The problem is that sort of dedication comes from enthusiasts of the genre, and the results are apparent if you talk to anyone who plays video games but not fighting games. You will hear a lot about how they don’t want to put the time in or have to deal with getting stomped over and over by players who put more time into that one game than they have free in general. There is this general feeling of being at a basketball court playing one on one matchups where at any given moment Stephen Curry might just step up and play you. For some people this concept is super exciting, but for many the idea of being trounced by someone clearly in a different weight class than you sours the whole experience.
It’s easy to simply shake off these worries and tell casuals to get good. After all, if they care, they’ll put in effort. If they don’t, who cares? But we live in a world where Street Fighter 5, the biggest fighting game in the world today, is failing to meet sales expectations. This should be worrying to fighting game fans. The first fighting game dark ages came from market saturation, leaving an era without competitive titles that didn’t end until 09 when Street Fighter 4 brought fighting games back to the market forefront. I’m worried that we might be slowly heading back towards another dark age as fighting games become more and more niche and fewer and fewer players are willing to put in the time and effort to break into the genre when so many others provide much smoother introductions to competitive gameplay.
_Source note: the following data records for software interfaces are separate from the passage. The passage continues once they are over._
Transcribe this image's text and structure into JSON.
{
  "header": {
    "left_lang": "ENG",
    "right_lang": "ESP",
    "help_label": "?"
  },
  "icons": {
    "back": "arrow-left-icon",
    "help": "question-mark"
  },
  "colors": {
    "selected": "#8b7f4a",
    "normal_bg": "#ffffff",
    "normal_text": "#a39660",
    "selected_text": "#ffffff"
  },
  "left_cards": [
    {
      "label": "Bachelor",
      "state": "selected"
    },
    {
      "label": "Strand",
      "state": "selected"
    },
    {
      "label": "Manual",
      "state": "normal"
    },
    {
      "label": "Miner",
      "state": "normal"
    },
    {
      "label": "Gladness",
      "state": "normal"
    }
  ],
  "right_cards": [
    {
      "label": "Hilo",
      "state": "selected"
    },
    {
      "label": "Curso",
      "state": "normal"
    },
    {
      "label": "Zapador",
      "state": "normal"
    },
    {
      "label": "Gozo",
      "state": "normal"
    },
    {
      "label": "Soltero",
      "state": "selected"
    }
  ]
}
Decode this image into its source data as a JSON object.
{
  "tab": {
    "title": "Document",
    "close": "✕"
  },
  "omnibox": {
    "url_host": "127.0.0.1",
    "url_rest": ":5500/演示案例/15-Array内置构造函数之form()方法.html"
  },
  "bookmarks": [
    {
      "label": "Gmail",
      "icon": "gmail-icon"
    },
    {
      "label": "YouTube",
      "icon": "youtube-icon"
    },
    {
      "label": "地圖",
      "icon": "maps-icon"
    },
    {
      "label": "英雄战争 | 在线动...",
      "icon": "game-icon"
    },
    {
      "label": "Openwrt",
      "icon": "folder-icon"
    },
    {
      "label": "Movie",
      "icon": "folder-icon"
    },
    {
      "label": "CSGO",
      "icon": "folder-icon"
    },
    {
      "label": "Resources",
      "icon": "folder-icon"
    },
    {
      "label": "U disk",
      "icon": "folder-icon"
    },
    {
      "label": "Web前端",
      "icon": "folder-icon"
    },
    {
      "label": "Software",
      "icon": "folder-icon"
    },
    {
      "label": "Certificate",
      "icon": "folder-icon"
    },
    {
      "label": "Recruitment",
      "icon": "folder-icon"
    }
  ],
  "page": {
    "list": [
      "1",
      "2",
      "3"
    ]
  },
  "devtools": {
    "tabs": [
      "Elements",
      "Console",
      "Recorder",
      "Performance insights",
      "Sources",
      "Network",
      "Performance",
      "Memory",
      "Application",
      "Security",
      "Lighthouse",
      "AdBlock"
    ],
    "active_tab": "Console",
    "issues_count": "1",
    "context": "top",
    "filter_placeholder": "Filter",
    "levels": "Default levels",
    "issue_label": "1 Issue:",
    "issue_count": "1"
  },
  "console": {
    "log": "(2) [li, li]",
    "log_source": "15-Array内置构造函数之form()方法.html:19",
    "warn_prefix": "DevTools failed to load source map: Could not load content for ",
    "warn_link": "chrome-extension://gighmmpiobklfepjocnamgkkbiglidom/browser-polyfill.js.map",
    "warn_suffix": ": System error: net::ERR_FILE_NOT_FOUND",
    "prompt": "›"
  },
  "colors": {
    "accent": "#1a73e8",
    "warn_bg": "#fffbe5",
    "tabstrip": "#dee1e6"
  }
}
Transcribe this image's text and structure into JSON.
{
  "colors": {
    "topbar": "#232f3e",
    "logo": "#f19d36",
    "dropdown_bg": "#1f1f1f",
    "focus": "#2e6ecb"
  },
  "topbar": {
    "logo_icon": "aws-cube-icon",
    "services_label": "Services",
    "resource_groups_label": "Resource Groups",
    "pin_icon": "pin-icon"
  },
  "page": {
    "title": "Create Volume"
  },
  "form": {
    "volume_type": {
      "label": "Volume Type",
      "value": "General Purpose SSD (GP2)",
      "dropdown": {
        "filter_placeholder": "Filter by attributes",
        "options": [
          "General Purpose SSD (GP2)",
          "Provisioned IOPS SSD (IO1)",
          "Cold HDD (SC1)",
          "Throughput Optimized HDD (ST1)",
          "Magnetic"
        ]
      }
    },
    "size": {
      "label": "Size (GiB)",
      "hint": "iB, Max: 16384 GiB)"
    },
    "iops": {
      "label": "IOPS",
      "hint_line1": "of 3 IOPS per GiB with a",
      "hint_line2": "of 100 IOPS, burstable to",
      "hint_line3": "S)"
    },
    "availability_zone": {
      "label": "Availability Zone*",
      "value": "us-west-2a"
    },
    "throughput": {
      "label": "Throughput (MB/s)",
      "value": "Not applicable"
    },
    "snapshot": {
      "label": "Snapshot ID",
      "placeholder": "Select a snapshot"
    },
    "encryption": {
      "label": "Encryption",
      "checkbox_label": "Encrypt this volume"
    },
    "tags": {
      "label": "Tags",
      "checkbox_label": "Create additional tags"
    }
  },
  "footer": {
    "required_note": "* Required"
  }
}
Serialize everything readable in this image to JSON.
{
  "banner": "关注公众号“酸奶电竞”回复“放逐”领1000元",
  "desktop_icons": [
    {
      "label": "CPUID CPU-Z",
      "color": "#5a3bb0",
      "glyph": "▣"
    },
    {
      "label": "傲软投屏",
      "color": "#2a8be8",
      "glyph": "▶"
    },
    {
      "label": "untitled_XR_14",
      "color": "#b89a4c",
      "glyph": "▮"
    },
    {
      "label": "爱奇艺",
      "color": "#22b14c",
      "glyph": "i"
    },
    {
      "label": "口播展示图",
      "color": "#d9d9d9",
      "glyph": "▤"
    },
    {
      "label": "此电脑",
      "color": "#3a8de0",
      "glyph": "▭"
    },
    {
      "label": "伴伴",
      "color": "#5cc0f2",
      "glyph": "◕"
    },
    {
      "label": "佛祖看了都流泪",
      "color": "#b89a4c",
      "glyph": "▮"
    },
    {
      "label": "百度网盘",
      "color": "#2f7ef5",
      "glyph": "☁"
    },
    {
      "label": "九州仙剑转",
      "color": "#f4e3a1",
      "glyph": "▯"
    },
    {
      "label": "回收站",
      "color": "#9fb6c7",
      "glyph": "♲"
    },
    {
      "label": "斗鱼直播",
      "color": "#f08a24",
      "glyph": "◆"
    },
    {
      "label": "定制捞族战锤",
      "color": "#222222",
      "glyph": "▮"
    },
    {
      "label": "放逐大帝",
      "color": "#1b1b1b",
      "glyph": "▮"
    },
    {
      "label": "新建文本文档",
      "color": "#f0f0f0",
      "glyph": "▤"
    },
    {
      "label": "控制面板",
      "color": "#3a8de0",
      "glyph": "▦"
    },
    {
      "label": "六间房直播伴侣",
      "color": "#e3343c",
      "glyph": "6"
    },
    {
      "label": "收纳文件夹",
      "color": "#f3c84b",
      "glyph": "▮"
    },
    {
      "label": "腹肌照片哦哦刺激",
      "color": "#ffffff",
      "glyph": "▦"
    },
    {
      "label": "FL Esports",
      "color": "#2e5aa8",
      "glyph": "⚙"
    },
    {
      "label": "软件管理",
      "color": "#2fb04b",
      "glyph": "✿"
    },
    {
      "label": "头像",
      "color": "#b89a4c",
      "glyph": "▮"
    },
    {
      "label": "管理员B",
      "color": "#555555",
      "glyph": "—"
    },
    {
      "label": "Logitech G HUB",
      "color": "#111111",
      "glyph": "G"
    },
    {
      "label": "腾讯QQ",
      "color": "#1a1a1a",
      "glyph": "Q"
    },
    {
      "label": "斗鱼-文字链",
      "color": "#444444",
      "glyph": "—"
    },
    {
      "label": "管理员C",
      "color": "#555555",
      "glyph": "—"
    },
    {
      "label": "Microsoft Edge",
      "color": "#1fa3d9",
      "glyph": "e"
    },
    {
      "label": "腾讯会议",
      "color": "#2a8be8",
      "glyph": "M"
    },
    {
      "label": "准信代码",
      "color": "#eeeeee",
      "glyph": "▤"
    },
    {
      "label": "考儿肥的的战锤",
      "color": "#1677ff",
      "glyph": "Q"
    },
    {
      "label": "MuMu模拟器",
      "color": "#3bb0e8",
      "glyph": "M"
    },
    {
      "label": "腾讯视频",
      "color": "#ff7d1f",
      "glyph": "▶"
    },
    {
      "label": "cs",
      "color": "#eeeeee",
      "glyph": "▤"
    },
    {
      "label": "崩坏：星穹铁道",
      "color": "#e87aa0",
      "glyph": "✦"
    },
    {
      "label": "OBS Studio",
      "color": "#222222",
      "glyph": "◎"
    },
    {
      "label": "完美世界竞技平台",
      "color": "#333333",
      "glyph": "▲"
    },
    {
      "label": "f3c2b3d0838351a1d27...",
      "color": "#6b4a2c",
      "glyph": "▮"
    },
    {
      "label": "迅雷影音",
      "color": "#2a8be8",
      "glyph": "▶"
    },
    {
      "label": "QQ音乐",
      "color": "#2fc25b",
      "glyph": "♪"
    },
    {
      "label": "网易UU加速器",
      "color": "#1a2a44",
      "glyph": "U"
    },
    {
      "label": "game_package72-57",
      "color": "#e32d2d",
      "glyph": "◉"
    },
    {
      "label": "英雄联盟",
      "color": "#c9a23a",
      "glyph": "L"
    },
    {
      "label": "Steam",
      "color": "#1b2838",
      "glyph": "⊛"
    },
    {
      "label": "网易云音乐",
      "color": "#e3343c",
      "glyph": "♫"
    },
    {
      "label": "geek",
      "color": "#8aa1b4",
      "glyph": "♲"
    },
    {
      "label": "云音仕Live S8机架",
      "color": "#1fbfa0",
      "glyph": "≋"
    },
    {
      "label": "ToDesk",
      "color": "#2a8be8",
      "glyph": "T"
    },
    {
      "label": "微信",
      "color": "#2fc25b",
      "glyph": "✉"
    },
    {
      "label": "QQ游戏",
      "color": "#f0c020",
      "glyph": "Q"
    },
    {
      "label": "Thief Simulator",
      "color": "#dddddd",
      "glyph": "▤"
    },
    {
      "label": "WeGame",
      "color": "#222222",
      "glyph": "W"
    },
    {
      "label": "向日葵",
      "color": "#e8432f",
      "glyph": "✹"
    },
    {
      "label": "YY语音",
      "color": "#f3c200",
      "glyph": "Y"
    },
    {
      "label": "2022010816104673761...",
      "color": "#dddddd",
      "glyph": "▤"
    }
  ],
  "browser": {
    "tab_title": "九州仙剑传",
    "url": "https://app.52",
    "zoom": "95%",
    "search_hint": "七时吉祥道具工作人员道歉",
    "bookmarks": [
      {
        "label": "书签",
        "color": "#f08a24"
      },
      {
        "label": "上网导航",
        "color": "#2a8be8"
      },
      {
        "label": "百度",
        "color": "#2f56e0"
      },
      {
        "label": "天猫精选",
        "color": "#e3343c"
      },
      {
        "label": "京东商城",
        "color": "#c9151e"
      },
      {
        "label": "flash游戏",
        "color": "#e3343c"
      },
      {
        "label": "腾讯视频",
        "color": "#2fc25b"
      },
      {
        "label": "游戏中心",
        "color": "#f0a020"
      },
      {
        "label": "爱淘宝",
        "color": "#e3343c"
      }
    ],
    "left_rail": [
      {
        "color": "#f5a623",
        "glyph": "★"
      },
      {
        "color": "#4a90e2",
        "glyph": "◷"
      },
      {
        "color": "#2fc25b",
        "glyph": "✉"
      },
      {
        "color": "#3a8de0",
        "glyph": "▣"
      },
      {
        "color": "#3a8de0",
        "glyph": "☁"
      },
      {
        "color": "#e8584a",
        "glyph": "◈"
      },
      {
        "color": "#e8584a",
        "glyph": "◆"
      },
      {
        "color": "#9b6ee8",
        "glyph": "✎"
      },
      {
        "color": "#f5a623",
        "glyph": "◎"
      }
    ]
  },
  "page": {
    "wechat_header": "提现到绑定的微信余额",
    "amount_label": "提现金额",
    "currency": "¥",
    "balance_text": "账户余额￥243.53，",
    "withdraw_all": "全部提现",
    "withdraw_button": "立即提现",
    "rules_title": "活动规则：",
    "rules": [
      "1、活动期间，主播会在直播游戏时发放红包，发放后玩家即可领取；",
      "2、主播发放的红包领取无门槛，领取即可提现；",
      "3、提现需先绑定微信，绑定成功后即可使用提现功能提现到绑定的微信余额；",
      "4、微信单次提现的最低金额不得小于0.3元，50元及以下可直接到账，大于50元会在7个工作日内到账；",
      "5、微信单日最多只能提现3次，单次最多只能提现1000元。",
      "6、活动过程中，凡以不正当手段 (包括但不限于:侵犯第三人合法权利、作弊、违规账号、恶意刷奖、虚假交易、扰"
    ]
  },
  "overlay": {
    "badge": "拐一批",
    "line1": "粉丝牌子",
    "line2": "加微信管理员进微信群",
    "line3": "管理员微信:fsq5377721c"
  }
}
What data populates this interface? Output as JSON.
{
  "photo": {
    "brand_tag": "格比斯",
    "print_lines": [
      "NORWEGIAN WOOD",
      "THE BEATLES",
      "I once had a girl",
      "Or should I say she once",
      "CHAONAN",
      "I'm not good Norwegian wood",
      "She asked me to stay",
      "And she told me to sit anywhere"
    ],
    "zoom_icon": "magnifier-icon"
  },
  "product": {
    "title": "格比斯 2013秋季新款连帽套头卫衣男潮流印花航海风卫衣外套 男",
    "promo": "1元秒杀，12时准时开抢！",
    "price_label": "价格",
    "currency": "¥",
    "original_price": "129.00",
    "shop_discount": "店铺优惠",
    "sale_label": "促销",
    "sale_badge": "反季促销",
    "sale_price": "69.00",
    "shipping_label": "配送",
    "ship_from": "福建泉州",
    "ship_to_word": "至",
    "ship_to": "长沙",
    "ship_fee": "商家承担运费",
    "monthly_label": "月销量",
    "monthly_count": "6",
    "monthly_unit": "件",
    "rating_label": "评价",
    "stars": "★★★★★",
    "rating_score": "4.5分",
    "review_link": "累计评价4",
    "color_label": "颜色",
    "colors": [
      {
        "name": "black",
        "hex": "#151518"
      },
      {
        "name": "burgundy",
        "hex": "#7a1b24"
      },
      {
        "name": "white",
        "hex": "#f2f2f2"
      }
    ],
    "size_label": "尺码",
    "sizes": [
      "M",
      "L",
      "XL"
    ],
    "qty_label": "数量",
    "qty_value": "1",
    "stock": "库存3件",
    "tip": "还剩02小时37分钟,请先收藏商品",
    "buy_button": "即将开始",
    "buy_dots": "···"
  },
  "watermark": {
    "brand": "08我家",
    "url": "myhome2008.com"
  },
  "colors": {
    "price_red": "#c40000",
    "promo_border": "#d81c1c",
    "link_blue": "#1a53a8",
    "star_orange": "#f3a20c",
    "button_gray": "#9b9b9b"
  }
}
I think part of the reason people don’t like to talk about this problem is that it doesn’t have an easy solution. Online and in game resources exist, but casual players don’t want to have to study a game before they play it. I honestly feel like a lot of this could be alleviated with better single player AI opponents, but that is a field that could be a major time and money sink and is of little interest to the core fighting game audience. Ultimately the best thing that can be done right now is outreach. I didn’t know about my local fighting game group until I ran into them at a public event. Gathering new players and building a base of new and intermediate players can do a lot for the health of a local scene, and if this happens in enough cities, you may actually begin to see an effect on matchmaking.
Fighting games are bigger than they have ever been, and despite the fact that I’m not actually all that good at them, I still love them. I love the struggle. This year I got to see the biggest fighting game tournament in the world broadcast on ESPN2. I want to continue to see scenes grown and new fighting game players be born. I’d hate to see things begin to backslide because the next generation didn’t have a group of peers to get their start with.
12/14/2016 EDIT: Turns out I’m not the only one with these concerns. Here’s many of the same points being made by someone wildly more qualified to make them than myself.